> **Task material**
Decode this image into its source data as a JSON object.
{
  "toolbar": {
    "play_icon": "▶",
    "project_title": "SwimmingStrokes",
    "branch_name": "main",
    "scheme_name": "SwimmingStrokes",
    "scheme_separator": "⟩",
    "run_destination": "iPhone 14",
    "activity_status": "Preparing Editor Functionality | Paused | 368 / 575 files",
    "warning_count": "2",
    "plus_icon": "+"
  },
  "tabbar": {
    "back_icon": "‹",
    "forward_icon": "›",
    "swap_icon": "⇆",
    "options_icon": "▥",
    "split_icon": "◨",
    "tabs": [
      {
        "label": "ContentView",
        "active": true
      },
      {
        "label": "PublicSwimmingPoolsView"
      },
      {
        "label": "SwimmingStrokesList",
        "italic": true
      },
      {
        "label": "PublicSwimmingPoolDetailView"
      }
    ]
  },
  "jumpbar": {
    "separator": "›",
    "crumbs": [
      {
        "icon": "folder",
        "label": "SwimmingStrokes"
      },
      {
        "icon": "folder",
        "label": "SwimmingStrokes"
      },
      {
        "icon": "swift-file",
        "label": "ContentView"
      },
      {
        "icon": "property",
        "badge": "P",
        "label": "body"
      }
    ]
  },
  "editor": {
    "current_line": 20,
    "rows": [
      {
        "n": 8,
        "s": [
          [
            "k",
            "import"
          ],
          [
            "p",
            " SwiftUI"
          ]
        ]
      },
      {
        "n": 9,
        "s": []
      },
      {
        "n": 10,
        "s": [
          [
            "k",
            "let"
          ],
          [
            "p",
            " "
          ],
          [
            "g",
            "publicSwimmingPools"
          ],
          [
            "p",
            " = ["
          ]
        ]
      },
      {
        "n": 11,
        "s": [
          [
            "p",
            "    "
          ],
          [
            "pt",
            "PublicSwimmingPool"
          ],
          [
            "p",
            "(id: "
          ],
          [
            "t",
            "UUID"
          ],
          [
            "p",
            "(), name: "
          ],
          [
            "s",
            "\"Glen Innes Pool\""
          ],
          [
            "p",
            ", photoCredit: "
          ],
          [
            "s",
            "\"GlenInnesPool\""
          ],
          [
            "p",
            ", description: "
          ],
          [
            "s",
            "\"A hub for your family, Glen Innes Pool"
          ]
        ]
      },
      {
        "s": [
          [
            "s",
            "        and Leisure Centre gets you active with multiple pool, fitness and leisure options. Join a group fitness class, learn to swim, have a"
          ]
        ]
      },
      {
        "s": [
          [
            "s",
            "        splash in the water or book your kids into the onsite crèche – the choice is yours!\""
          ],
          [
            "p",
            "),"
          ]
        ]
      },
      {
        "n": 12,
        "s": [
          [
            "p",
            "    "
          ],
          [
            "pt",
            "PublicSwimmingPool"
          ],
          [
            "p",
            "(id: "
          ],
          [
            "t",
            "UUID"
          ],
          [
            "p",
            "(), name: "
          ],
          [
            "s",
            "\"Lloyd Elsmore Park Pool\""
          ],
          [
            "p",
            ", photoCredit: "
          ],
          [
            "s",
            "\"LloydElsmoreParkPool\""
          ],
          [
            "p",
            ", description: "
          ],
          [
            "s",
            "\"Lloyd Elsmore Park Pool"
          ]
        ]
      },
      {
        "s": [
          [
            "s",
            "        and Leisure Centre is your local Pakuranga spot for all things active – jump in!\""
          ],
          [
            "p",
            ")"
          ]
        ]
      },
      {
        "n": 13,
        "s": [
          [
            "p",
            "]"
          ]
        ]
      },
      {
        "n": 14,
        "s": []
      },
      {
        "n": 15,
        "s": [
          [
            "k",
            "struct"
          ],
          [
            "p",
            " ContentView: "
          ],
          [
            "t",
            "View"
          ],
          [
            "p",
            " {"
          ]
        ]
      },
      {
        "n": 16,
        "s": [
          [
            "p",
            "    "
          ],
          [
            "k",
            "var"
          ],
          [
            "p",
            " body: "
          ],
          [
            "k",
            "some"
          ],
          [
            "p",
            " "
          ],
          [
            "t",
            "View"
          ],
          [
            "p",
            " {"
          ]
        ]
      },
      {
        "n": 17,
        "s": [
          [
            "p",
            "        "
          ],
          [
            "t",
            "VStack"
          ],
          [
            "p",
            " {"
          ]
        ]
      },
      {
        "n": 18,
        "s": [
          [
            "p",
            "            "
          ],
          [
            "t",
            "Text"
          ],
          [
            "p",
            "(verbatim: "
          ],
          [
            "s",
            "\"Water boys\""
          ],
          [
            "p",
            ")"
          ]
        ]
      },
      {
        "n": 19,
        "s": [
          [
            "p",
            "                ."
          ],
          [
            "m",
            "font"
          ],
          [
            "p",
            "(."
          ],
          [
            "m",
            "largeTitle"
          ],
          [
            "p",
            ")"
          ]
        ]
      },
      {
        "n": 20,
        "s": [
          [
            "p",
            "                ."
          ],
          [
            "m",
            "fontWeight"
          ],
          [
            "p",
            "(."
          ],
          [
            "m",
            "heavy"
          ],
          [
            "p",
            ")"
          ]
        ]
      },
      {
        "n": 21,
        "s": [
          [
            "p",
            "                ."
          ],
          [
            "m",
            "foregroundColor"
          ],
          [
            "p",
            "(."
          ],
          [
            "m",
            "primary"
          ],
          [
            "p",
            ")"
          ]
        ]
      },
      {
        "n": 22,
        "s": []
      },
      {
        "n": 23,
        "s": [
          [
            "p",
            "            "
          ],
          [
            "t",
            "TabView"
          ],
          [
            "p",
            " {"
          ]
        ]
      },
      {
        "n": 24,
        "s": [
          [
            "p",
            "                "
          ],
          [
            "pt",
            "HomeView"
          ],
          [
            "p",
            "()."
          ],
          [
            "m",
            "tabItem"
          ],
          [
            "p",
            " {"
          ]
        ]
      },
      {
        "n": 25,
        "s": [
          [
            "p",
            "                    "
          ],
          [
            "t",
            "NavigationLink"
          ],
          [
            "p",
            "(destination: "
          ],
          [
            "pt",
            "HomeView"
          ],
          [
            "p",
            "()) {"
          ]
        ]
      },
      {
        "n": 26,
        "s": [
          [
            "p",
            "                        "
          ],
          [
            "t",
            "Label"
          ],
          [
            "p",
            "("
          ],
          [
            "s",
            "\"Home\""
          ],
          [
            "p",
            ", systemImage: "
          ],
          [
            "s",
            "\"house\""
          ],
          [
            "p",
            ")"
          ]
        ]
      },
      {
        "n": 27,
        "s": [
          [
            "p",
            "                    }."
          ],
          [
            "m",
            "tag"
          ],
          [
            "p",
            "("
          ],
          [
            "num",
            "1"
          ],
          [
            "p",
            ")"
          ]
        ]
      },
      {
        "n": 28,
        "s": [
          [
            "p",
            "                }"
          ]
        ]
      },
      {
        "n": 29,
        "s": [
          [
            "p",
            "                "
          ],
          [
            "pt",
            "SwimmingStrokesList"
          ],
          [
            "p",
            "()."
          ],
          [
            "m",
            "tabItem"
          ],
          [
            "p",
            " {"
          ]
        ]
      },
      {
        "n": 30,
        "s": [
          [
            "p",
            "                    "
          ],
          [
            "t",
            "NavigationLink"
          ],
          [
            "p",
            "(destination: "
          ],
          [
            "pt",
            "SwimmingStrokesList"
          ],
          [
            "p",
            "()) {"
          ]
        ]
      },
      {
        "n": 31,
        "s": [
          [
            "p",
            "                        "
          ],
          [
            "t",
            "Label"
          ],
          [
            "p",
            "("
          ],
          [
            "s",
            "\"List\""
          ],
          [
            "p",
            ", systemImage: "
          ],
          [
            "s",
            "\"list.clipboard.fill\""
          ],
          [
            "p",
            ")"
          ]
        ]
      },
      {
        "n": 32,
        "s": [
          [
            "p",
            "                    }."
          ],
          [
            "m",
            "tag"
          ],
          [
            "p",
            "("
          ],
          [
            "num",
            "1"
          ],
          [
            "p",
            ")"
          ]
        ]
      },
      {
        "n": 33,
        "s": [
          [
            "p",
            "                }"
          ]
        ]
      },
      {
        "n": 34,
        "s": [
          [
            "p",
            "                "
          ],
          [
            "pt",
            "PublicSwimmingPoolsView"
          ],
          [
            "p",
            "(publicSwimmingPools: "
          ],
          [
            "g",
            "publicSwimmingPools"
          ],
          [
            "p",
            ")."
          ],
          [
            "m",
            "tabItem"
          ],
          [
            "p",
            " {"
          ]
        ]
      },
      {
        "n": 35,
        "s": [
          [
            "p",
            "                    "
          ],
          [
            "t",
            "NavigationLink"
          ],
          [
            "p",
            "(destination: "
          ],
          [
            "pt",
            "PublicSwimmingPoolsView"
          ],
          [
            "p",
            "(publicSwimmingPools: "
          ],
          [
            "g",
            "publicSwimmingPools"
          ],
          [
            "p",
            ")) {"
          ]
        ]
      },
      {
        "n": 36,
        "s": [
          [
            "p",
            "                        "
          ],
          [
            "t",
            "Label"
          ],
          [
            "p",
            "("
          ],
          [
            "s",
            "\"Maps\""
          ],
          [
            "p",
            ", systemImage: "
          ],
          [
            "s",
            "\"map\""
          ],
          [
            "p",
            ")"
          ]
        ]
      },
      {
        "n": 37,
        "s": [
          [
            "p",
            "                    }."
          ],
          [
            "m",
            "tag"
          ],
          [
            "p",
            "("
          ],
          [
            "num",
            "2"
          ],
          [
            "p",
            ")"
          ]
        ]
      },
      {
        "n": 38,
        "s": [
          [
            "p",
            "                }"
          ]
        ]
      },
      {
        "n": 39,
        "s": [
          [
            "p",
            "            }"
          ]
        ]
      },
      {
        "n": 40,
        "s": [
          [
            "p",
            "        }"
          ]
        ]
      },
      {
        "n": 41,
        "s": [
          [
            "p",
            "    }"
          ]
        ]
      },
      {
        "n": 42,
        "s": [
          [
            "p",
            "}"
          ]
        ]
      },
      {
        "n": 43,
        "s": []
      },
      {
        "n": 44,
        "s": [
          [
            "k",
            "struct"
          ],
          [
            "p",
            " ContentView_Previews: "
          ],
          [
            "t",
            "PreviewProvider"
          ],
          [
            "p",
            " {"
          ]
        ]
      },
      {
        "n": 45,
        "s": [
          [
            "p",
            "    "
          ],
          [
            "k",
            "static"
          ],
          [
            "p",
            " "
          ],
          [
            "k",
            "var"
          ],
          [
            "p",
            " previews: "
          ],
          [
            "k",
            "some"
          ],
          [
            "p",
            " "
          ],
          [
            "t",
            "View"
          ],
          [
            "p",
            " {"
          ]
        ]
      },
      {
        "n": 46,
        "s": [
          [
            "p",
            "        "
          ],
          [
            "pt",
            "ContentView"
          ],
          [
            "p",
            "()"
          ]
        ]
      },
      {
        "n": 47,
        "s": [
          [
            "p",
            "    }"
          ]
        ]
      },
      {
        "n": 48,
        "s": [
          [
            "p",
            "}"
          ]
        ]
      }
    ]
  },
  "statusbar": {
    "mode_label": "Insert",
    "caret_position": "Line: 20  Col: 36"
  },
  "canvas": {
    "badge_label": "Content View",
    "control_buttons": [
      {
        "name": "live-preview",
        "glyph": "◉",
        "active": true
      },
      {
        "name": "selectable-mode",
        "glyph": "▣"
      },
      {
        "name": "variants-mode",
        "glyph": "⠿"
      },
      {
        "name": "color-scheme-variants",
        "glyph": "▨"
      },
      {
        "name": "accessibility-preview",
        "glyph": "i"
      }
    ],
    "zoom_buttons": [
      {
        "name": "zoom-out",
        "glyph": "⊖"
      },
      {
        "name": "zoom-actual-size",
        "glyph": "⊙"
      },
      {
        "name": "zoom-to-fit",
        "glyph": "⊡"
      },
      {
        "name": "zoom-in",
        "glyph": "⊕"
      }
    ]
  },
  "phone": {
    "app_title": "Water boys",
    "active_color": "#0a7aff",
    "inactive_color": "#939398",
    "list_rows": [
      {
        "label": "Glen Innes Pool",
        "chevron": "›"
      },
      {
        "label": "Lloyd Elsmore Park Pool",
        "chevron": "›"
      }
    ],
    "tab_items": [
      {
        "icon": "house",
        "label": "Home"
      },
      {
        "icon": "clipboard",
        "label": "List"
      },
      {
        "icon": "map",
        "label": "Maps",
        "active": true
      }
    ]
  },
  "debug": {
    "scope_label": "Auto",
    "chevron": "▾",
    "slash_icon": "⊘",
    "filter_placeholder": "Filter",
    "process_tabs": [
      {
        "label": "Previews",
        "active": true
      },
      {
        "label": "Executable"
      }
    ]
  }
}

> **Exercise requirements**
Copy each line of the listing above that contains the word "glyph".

> **Answer to this exercise**
        "glyph": "◉",
        "glyph": "▣"
        "glyph": "⠿"
        "glyph": "▨"
        "glyph": "i"
        "glyph": "⊖"
        "glyph": "⊙"
        "glyph": "⊡"
        "glyph": "⊕"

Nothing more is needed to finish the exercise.